At this moment, my daughter is driving from San Diego, California to Rio Rico, Arizona. She'll stop for the night on her way to visit her youngest son, a high school teacher in Tempe, AZ. Tomorrow she'll continue down to Rio Rico to take me to the Tucson Heart Hospital for the angiogram that will finally diagnose my heart's condition.
When I saw my cardiologist on December 8th, he was adamant that I needed an aorta valve replacement and a mitral valve repair. Then, during later phone calls he seemed to back off on that diagnosis. It's been very hard not knowing if I'll be back home tomorrow night, or getting prepped for surgery on Tuesday.
After the angiogram, I'll post the diagnosis, and we'll go from there.
I'm not at all nervous about either outcome of the angiogram. Adam's book and all the Journals my co-heart-patients and their spouses have posted have truly reassured me.
And I'm VERY grateful to my family and friends who've sent me encouragements.
About a month ago, after 60+ years with mitral valve regurgitation, which slowed my every activity, I was taking a snooze on my bed in the late afternoon, and suddenly I became wide awake with an urgent "message" in my head, saying: "It's time to have my heart taken care of."
Immediately, I called for an appointment with my cardiologist.
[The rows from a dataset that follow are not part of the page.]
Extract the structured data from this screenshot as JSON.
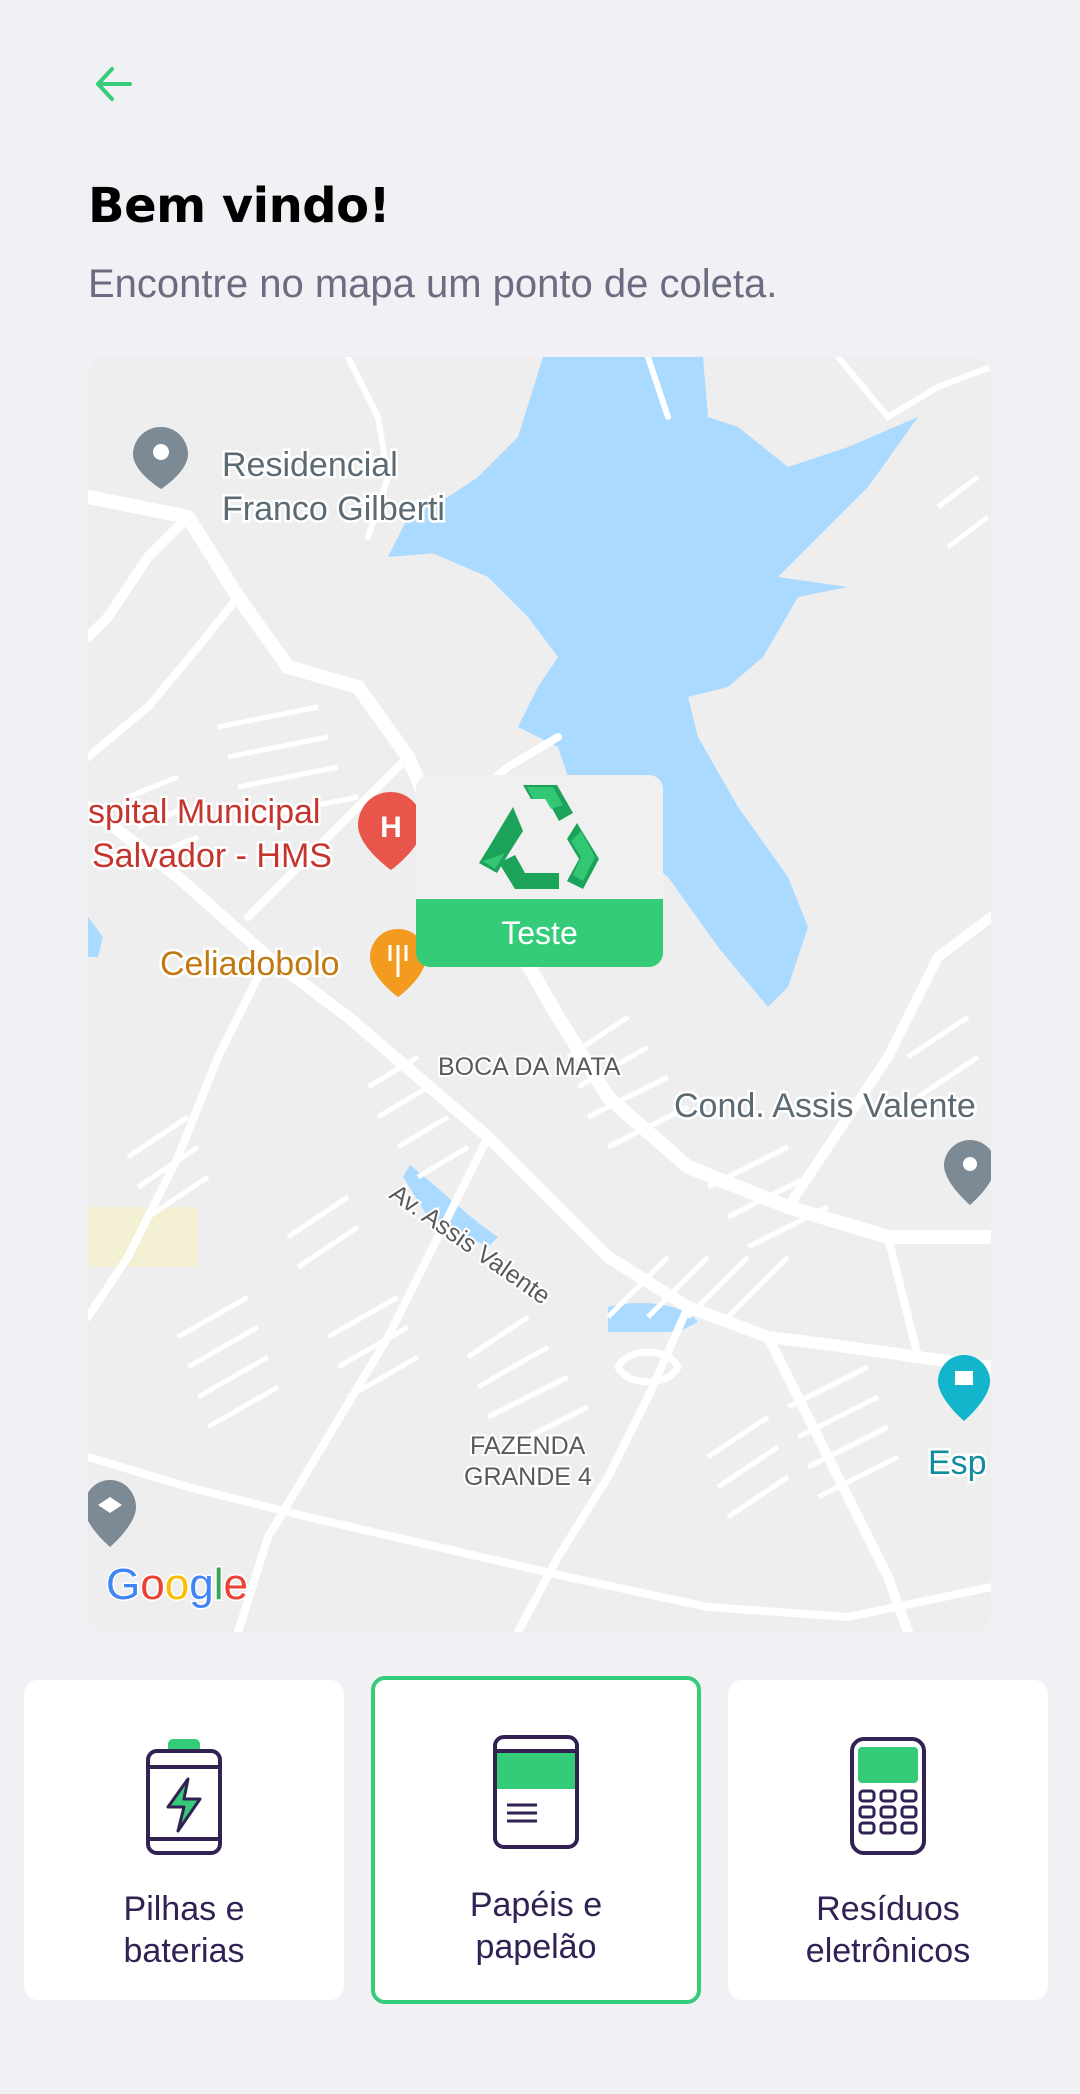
{
  "header": {
    "back_icon": "arrow-left-icon",
    "title": "Bem vindo!",
    "subtitle": "Encontre no mapa um ponto de coleta."
  },
  "map": {
    "labels": {
      "residencial": "Residencial",
      "franco": "Franco Gilberti",
      "hospital1": "spital Municipal",
      "hospital2": "Salvador - HMS",
      "celiadobolo": "Celiadobolo",
      "boca_da_mata": "BOCA DA MATA",
      "cond": "Cond. Assis Valente",
      "avenida": "Av. Assis Valente",
      "fazenda1": "FAZENDA",
      "fazenda2": "GRANDE 4",
      "esp": "Esp"
    },
    "logo": "Google",
    "marker": {
      "label": "Teste",
      "icon": "recycle-icon"
    }
  },
  "items": [
    {
      "label": "Pilhas e\nbaterias",
      "icon": "battery-icon",
      "selected": false
    },
    {
      "label": "Papéis e\npapelão",
      "icon": "paper-icon",
      "selected": true
    },
    {
      "label": "Resíduos\neletrônicos",
      "icon": "electronics-icon",
      "selected": false
    }
  ],
  "colors": {
    "accent": "#34CB79",
    "text": "#322153",
    "subtitle": "#6C6C80",
    "background": "#F0F0F5",
    "water": "#AADAFF"
  }
}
It had been a year since I'd seen him.
While waiting for the appointment, I seemed to be urged to look for information about condition and found Adam Pick's book and ordered it. I read it from cover to cover, then took it with me to my appointment.
On December 8, 2009, I went for my appointment and my cardiologist did the usual prefunctory listening to my heart, then said he was concerned that I'd gained weight, and should do aerobics. He didn't seem concerned about anything else and said he'd have a tech do an echocardiogram and he'd take a look at it. He turned to go, then saw Adam's book beside me and said, "Hmmm, I see you're already reading up on heart conditions."
When the technician was through with the echogram, he called my doctor in to review it, and the first thing the tech said to the doctor was, "Here is the dead area."
Up to that moment I was calm, but hearing that comment, my brain turned off, as I continued to watch them review the screen.
When they were through, my doctor turned to me and said, "I want to schedule your surgery next month.
That didn't surprise me, but of course I asked what was going on.
He said that not only did I have a regurgitating mitral valve, but I needed an aorta valve replacement on the left ventricle. (I'm not sure I'm saying it right...but it's close.) During that conversation he said they would do an angiogram one day, and then do the surgery the following day...and he'd call me with dates to do this.
A few days later, he called to confirm the date of the angiogram to diagnose exactly what was going on, and sounded less urgent about it all, which confused me. Like a
dope, I didn't pin him down by reminding him of our prior conversation when he seemed to think there WAS urgency.
So, at this moment I don't know what is going to happen, and feel confused. Maybe between my appointment and the later phone conversation, he forgot the details of that appointment.
If one is EVER confused about contradictions I recommend you pin down the facts even if you feel timid about reminding the doctor of prior statements which seem contradictory. Take the bull by the horns. It's your body, your life and your sense of assurance that you have all the facts. Doctors have many patients, and even one week later he/she will not remember the exact details of prior conversations and conclusions. You have to remind them. It's only fair to them too.
Meanwhile, I'm making my will (a living trust, ON-LINE), and packing my bag with all the little hints Adam Pick offered in his book. I already ordered and received the "Incision Shield"; bought earplugs and a the best pair of extra soft eye shades made by Brookstone (they're on line too).
And, I'm looking forward to feeling alive and being active for the first time in 50 years. For all those years I struggled to hold down a job, be a wife and mother of two, and be exhausted all the time and never knowing why I wasn't like everybody else. No one understood why I didn't like taking part in all the usual activities people get involved in. Now I can hardly wait to get through this and enjoy a new life at 74.